■ What you need to do:
Gather all lines with "onaylayan" from the records.

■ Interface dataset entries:
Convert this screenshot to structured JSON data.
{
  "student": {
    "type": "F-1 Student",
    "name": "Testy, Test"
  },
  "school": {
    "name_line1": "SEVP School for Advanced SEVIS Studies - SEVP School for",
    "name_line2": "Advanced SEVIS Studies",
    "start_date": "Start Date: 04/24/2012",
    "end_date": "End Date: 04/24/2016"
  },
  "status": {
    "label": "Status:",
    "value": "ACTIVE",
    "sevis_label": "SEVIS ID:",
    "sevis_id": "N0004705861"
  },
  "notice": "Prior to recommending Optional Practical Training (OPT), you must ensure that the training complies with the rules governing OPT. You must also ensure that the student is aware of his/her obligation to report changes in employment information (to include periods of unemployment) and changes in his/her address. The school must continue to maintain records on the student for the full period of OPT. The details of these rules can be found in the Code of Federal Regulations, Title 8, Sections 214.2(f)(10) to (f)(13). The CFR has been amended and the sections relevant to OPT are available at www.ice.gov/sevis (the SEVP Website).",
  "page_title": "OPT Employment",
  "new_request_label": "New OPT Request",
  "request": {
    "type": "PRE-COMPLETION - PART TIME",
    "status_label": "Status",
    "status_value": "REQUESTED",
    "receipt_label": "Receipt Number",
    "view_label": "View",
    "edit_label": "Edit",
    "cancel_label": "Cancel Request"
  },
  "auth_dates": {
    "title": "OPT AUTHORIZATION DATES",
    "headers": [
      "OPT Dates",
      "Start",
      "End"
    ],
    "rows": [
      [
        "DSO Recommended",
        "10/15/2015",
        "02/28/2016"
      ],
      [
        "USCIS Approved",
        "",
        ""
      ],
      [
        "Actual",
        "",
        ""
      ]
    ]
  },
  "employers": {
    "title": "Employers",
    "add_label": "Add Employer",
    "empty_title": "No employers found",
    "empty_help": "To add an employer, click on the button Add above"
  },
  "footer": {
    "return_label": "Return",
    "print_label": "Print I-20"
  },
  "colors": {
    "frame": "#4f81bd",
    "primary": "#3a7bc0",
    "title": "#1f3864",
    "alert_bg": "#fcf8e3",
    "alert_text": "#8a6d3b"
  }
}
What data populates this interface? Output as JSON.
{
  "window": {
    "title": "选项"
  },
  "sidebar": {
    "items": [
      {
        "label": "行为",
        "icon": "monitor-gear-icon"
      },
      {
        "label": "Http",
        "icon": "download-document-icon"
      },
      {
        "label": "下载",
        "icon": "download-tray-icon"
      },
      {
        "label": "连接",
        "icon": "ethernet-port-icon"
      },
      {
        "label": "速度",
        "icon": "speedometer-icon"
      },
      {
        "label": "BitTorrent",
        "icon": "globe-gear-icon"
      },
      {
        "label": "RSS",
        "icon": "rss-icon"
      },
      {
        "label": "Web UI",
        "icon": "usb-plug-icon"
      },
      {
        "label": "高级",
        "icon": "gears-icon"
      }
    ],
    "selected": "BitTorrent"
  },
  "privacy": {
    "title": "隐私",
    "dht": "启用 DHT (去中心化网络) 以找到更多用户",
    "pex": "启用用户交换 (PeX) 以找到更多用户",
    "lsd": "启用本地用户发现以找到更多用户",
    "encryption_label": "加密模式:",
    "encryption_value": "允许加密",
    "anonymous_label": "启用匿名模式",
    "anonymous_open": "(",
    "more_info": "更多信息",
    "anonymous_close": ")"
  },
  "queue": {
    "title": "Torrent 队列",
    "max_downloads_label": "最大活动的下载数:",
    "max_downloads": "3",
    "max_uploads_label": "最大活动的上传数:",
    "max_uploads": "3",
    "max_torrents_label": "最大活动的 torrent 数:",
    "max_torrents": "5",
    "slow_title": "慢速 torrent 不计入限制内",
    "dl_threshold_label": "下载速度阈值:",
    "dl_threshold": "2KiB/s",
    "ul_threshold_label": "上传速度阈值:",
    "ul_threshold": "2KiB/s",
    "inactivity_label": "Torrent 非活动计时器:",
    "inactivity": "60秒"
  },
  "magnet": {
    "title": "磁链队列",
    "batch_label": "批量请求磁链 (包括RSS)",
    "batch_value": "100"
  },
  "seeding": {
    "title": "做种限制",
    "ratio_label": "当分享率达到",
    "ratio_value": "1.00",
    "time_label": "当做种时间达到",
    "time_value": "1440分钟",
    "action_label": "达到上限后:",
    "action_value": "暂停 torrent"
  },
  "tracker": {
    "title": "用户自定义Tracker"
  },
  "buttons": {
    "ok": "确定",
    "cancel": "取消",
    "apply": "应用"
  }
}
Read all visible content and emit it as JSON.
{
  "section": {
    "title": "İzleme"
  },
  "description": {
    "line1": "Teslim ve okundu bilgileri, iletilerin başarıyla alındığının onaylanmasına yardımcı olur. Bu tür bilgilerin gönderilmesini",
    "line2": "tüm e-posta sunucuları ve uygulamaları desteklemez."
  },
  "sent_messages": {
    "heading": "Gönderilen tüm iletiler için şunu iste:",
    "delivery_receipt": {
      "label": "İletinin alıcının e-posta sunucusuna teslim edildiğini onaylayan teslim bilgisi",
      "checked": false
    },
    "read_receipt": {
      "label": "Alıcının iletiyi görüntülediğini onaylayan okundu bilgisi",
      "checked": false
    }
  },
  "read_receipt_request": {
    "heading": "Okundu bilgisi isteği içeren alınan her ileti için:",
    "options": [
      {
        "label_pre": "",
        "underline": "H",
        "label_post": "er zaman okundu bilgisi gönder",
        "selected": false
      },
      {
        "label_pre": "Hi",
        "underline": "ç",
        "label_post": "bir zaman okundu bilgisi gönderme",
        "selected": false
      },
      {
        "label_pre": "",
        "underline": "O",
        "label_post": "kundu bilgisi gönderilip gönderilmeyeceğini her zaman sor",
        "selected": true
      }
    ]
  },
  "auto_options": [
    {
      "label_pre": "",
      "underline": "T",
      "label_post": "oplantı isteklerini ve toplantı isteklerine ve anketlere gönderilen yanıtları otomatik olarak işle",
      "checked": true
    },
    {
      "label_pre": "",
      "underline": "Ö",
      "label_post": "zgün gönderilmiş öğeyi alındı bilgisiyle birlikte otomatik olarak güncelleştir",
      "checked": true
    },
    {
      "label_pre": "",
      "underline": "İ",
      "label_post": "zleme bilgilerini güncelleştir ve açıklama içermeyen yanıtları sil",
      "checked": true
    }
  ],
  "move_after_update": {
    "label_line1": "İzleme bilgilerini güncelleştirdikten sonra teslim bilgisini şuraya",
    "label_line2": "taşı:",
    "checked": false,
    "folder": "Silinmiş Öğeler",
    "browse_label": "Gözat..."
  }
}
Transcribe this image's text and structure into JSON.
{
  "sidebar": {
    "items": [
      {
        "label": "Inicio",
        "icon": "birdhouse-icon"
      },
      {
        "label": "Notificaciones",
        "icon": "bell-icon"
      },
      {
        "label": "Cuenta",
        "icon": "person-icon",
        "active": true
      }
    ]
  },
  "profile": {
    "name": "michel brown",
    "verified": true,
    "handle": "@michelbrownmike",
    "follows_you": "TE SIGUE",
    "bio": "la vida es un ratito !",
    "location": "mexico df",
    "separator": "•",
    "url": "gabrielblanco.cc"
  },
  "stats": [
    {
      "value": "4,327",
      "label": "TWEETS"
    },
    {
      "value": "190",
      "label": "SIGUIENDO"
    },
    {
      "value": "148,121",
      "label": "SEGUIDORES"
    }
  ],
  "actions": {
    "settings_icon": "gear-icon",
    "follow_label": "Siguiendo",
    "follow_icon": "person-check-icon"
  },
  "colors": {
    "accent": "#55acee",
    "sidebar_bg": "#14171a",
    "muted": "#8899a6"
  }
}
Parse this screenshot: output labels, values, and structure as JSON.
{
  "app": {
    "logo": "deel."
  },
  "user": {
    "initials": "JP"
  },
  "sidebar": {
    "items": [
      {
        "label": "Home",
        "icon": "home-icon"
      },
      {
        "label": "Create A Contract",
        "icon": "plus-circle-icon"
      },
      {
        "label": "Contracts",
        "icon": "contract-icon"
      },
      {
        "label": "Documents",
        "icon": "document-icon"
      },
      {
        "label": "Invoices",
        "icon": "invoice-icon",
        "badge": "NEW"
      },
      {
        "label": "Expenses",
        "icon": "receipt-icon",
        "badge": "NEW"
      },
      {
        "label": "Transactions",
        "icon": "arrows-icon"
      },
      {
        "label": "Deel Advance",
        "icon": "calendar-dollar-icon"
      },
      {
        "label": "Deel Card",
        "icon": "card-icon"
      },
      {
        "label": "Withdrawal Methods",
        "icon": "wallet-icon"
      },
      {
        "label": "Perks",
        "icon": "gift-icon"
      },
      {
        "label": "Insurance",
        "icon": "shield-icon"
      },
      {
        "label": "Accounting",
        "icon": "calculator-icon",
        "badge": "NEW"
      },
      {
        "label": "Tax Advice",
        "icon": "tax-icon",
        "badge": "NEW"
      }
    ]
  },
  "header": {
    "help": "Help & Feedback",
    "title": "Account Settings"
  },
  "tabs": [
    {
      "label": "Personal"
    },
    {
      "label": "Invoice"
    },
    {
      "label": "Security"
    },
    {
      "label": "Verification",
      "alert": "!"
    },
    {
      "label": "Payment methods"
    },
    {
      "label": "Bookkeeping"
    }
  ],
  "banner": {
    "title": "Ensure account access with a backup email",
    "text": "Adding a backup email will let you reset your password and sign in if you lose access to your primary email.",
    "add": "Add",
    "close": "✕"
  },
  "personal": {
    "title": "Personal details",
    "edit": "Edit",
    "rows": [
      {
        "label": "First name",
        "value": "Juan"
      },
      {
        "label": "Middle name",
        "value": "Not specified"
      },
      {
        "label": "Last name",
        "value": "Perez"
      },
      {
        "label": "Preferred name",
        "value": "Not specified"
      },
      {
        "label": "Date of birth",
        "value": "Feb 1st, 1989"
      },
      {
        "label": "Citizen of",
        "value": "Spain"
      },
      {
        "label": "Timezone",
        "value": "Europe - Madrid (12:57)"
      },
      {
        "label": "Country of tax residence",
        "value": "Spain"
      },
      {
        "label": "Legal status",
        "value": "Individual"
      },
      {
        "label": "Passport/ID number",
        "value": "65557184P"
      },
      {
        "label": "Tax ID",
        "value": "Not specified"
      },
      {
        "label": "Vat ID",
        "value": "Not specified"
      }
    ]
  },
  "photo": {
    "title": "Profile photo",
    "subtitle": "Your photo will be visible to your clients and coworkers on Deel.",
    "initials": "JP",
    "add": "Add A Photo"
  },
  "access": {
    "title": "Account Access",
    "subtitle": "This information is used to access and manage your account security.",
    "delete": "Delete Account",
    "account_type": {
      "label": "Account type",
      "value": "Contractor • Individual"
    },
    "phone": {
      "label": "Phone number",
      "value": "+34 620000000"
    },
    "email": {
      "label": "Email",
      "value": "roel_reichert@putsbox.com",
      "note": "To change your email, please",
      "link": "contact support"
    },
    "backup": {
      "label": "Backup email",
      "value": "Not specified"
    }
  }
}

■ Task response:
      "label": "İletinin alıcının e-posta sunucusuna teslim edildiğini onaylayan teslim bilgisi",
      "label": "Alıcının iletiyi görüntülediğini onaylayan okundu bilgisi",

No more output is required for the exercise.